When BCCI chief selector, MSK Prasad, announced the 14-member Indian squad to play Windies in the first two ODIs, Rishabh Pant made all the headlines. One player that quietly slipped under the radar was Mohammed Shami who is making a comeback to the ODI fold after 13 months.
Shami, a bowling mainstay of India's test setup, had played his last ODI game against Australia in September 2017 at Bangalore. He went wicketless in that game, conceding 62 runs in his quota of 10 overs in the process.
Since being dropped from the ODI squad, Shami has featured in 10 test matches picking up 40 wickets and was the joint-highest wickettaker in the away tour to South Africa. In England, where the 2019 World Cup will be held, picked up 16 wickets in 5 test matches – a disappointing return for his efforts, especially in the final test at Oval where he beat the bat on more than 50 occasions without getting a nick.
Thus, Shami, who has been rested for the second test match against Windies at Hyderabad under the workload management program to give Shardul Thakur his debut, will feel vindicated to be back in the limited overs format.
One of the three fast bowlers selected in the squad along with K Khaleel Ahmed and Shardul Thakur, Shami is expected to make the playing eleven in the first ODI at Guwahati on 21st October. Shami's inclusion so close to the 2019 World Cup is a signal that India have not found a reliable seamer among the various newcomers they have tested out whenever the pair of Bhuvneshwar Kumar and Jasprit Bumrah have been rested.
The selection of Shami must not be mistaken for lack of options on the selectors' behalf as he is a proven commodity in ODI cricket. Despite being vulnerable to an expensive day with the ball, Shami has 91 wickets in 50 ODIs at an average of 25.37 – one that is only bettered by Bumrah. Shami's strike rate of 27.75 – which signifies he picks up a wicket almost every 5 overs and twice in every match – is the best among all the Indian fast bowlers.
Addressing Shami's inclusion in the squad during its announcement, MSK Prasad told the press, "We are just 18 ODIs from now before we play our first World Cup game, so we need to figure out our fast bowlers. In that process, we have picked Shami for this game."

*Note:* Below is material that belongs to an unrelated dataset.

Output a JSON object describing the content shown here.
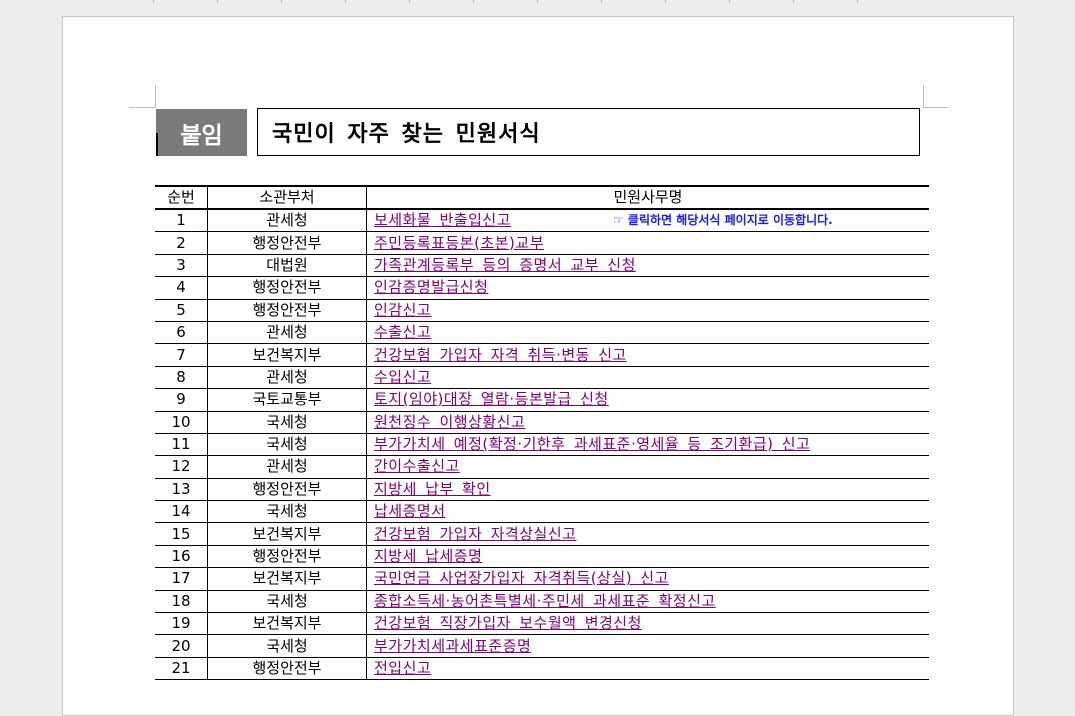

Shami, 28, is an experienced campaigner and was also one of the star performers for India in the 2015 World Cup in Australia where he picked up 17 wickets and conceded an economical 4.82 runs per over. Thus, it is of little surprise that the team management is turning back to him in the last leg leading up to the World Cup.
It might also be interesting to note that in the ODI series of India's recent tour to England, the hosts figured out how to play the spin twins in the last two ODIs. This meant that the spinners were unable to pick wickets in middle overs – a trait that made them a permanent fixture of the team. While this is still an exception from their otherwise fantastic performances, India will definitely look to have an alternative plan in their reserves heading into the World Cup next year.
Hardik Pandya's injury and Ravindra Jadeja's subsequent form may also have had an indirect effect on India's think tank. India's spin twin of Kuldeep Yadav and Yuzvendra Chahal have been very successful in ODIs of late but if Jadeja is to play in the allrounder's slot, India may be forced to rest one of the two – if not against Windies then definitely against Australia. This opens up space for a third seamer in the playing eleven and Shami might be a natural choice for that given his wicket-taking prowess.
The need for pacers to step up was well highlighted by MSK Prasad in the press conference when he said, "We are looking at that third and fourth seamer [for the 2019 World Cup]. That will be among those people whom we are going to pick from now onwards."
Thus, this Windies series provides Mohammed Shami with an opportune moment to get back to his prolific best and make a strong case to get on the flight to Australia and eventually England.